What are the Different Types of Access Control?
31/03/2020 in Security
Access control systems are one of the most effective modern security measures that construction site managers can take to safeguard their sites from those who are not authorised to be there, helping to reduce crime, manage and monitor the flow of people, and improve health and safety standards.
In the past, simply locking up a construction site out-of-hours was the norm; however, with the introduction of new, smart technology, many businesses want more from their security.
Here, we discuss the four core models of access control system that exist and the pros and cons of each.
Discretionary Access Control (DAC)
This is the most flexible type of access control model, as it gives the site owner or manager complete control over the people who can gain access to specific areas of the site or premises. Using a DAC system, every entry point will have its own Access Control List, which notes the individual or groups of workers, suppliers or other types of visitor who will be able to enter.
A DAC system is generally straightforward to use, running on standard computer operating systems, such as Windows, thus making it easy to control and configure for most administrators. Permissions can be modified quickly as they see fit, enabling them to choose who can enter and from which access point.
One drawback of such an access system is that administrators may have too much authority, which means that they could, hypothetically, pass on access to the wrong type of person, putting assets and site workers at risk. Moreover, this system may be more vulnerable to malware than other types of access control system.
Mandatory Access Control (MAC)
A MAC system is the strictest of all types of access control, which makes it perfect for Governmental organisations and other high-security premises. These systems operate so that rigid restrictions are placed on all entry points, such as gates or doors, based on the settings that the administrator or manager creates. This means that staff and other people entering the site are given no control over access permissions, being able to only enter and exit at the points that are assigned to them by the people in charge, according to their specific classification.
If the person in control of the system wants to issue a different level of access to a person, they must, in general, create an entire new profile and classification for that person, as previous permissions cannot be over-ridden easily.
Due to the stringent nature of this type of access control, MAC would probably not be necessary within the majority of construction sites.
Role-Based Access Control (RBAC)
RBAC is perhaps the most widely used type of access control. Here, access permissions can be granted to people based on their role within the organisation or construction site. For instance, if a person is classified as a “construction project manager”, they will automatically be granted the access permissions given to those with that job title. This might mean they can access all areas of the site or just specific zones – it all depends on the permissions given to them based on their role.

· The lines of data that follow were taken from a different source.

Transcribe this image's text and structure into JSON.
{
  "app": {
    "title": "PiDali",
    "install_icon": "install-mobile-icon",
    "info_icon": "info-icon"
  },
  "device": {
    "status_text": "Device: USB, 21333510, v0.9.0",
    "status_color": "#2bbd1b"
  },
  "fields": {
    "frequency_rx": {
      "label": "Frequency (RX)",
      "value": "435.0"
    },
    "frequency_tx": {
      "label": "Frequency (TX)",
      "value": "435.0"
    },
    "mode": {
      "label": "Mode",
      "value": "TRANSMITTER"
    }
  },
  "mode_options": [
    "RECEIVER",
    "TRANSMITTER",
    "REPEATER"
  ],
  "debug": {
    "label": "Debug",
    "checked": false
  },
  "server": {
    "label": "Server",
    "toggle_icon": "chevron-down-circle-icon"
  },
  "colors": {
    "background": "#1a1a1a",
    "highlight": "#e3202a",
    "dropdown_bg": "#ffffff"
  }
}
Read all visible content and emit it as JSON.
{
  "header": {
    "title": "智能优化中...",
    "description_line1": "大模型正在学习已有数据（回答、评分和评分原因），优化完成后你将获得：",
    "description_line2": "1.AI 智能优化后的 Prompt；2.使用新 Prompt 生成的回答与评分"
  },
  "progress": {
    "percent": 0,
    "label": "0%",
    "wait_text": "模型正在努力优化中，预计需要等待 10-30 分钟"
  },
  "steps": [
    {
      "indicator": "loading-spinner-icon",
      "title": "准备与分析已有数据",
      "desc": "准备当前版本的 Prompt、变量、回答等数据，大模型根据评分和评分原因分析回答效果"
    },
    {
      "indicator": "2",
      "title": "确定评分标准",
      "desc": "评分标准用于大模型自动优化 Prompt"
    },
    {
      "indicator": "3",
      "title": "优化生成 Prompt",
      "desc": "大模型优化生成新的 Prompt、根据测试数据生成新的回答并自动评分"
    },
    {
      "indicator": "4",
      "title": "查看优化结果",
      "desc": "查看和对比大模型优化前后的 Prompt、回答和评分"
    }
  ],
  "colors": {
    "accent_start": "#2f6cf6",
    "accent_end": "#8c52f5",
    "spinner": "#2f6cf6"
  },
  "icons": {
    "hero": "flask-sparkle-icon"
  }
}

This type of access control model is beneficial for many businesses, as it is easy to set-up and is very user-friendly. The manager or administrator of the site simply specifies the predefined roles and the access they’d like to permit to each role.
However, problems may occur when staff need to access areas they are not permitted to, perhaps in emergencies or one-off situations, in which case, only the person in control of the system has the ability to edit permissions, which may not always be possible depending on the way the system is configured.

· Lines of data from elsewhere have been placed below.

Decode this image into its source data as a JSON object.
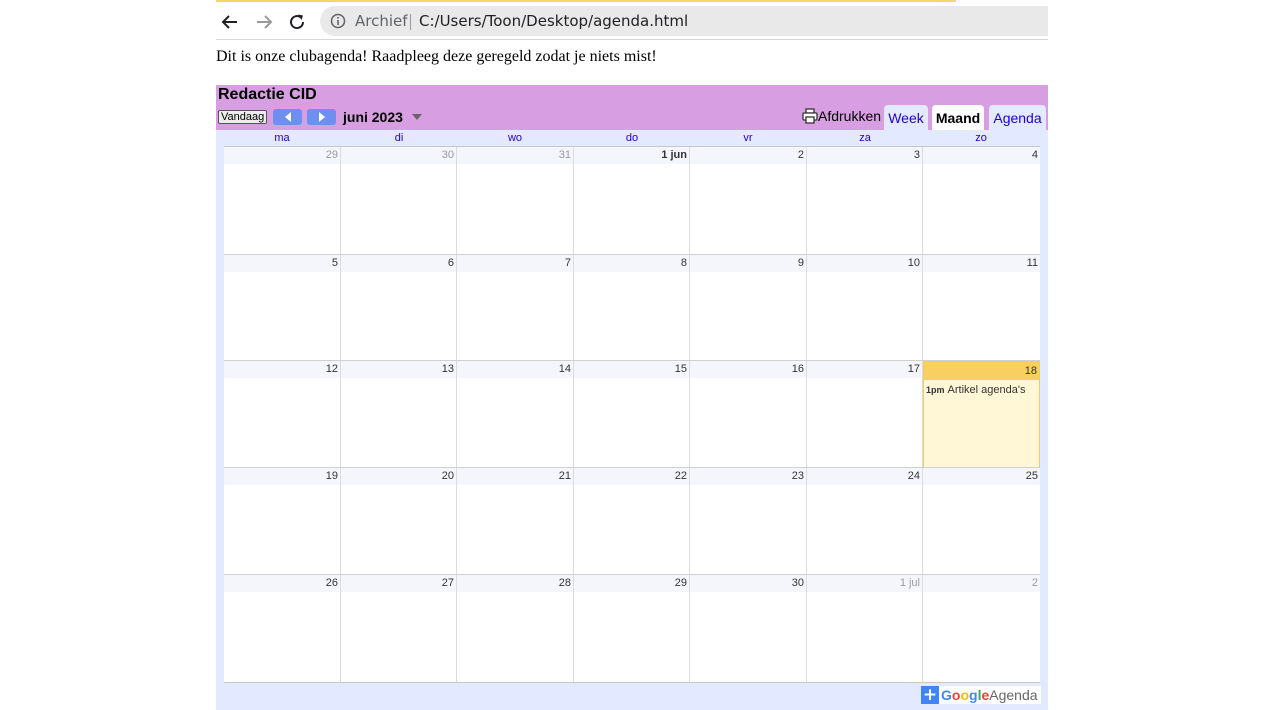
{
  "browser": {
    "omnibox_label": "Archief",
    "url": "C:/Users/Toon/Desktop/agenda.html"
  },
  "page": {
    "intro": "Dit is onze clubagenda! Raadpleeg deze geregeld zodat je niets mist!"
  },
  "calendar": {
    "title": "Redactie CID",
    "today_label": "Vandaag",
    "month_label": "juni 2023",
    "print_label": "Afdrukken",
    "tabs": [
      {
        "label": "Week",
        "active": false
      },
      {
        "label": "Maand",
        "active": true
      },
      {
        "label": "Agenda",
        "active": false
      }
    ],
    "weekdays": [
      "ma",
      "di",
      "wo",
      "do",
      "vr",
      "za",
      "zo"
    ],
    "weeks": [
      [
        "29",
        "30",
        "31",
        "1 jun",
        "2",
        "3",
        "4"
      ],
      [
        "5",
        "6",
        "7",
        "8",
        "9",
        "10",
        "11"
      ],
      [
        "12",
        "13",
        "14",
        "15",
        "16",
        "17",
        "18"
      ],
      [
        "19",
        "20",
        "21",
        "22",
        "23",
        "24",
        "25"
      ],
      [
        "26",
        "27",
        "28",
        "29",
        "30",
        "1 jul",
        "2"
      ]
    ],
    "event": {
      "time": "1pm",
      "title": "Artikel agenda's"
    },
    "footer": {
      "google": "Google",
      "agenda": "Agenda"
    }
  },
  "colors": {
    "header_bg": "#d89ee2",
    "today_bg": "#f8cf60",
    "event_day_bg": "#fff7d6",
    "calendar_bg": "#e3e9ff",
    "link": "#2200cc"
  }
}
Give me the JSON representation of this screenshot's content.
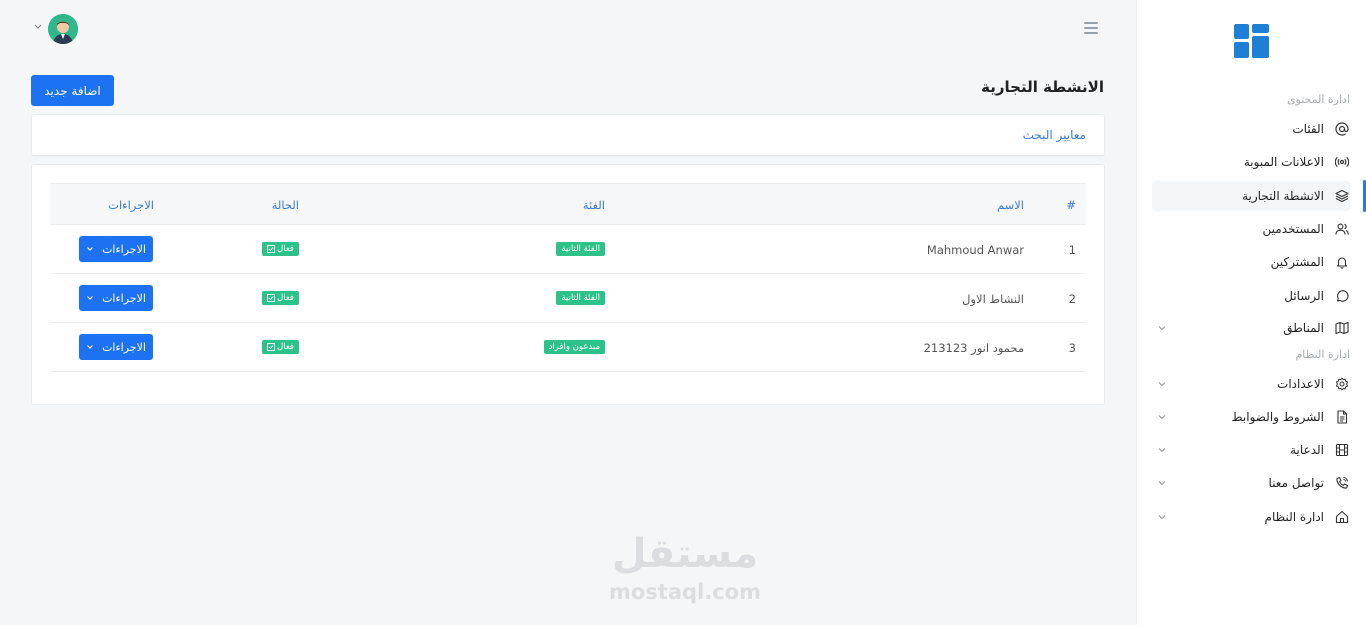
{
  "header": {
    "page_title": "الانشطة التجارية",
    "add_button": "اضافة جديد"
  },
  "search": {
    "label": "معايير البحث"
  },
  "table": {
    "columns": [
      "#",
      "الاسم",
      "الفئة",
      "الحالة",
      "الاجراءات"
    ],
    "rows": [
      {
        "num": "1",
        "name": "Mahmoud Anwar",
        "category": "الفئة الثانية",
        "status": "فعال",
        "action": "الاجراءات"
      },
      {
        "num": "2",
        "name": "النشاط الاول",
        "category": "الفئة الثانية",
        "status": "فعال",
        "action": "الاجراءات"
      },
      {
        "num": "3",
        "name": "محمود انور 213123",
        "category": "مبدعون وافراد",
        "status": "فعال",
        "action": "الاجراءات"
      }
    ]
  },
  "sidebar": {
    "section_content": "ادارة المحتوى",
    "section_system": "ادارة النظام",
    "items": [
      {
        "label": "الفئات",
        "icon": "at-icon"
      },
      {
        "label": "الاعلانات المبوبة",
        "icon": "broadcast-icon"
      },
      {
        "label": "الانشطة التجارية",
        "icon": "layers-icon"
      },
      {
        "label": "المستخدمين",
        "icon": "users-icon"
      },
      {
        "label": "المشتركين",
        "icon": "bell-icon"
      },
      {
        "label": "الرسائل",
        "icon": "message-icon"
      },
      {
        "label": "المناطق",
        "icon": "map-icon"
      },
      {
        "label": "الاعدادات",
        "icon": "gear-icon"
      },
      {
        "label": "الشروط والضوابط",
        "icon": "document-icon"
      },
      {
        "label": "الدعاية",
        "icon": "film-icon"
      },
      {
        "label": "تواصل معنا",
        "icon": "phone-icon"
      },
      {
        "label": "ادارة النظام",
        "icon": "home-icon"
      }
    ]
  },
  "watermark": {
    "arabic": "مستقل",
    "english": "mostaql.com"
  },
  "colors": {
    "primary": "#1d72f3",
    "success": "#2ec28b",
    "link": "#3a7ad4",
    "logo": "#1e7fd6"
  }
}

Rule-Based Access Control
Not to be confused with the above, rule-based systems grant permissions based on particular rules or restrictions. For example, if you only wish for staff to enter the site at certain times of the day or on certain days of the week, then a rule-based system would be useful.
Similarly, rule-based systems can restrict access to users that are not in the right location or those who are not using the correct device to enter. For extra security, with rule-based systems, permissions may also be denied based on the number of past attempts performed to attempt to gain access.
This model is best for organisations where accountability is essential and where site owners need to control the times and areas that staff can enter. It is also more flexible than the other types, allowing administrators to modify permissions and rules according to the ever-changing nature of a construction project, which is highly beneficial.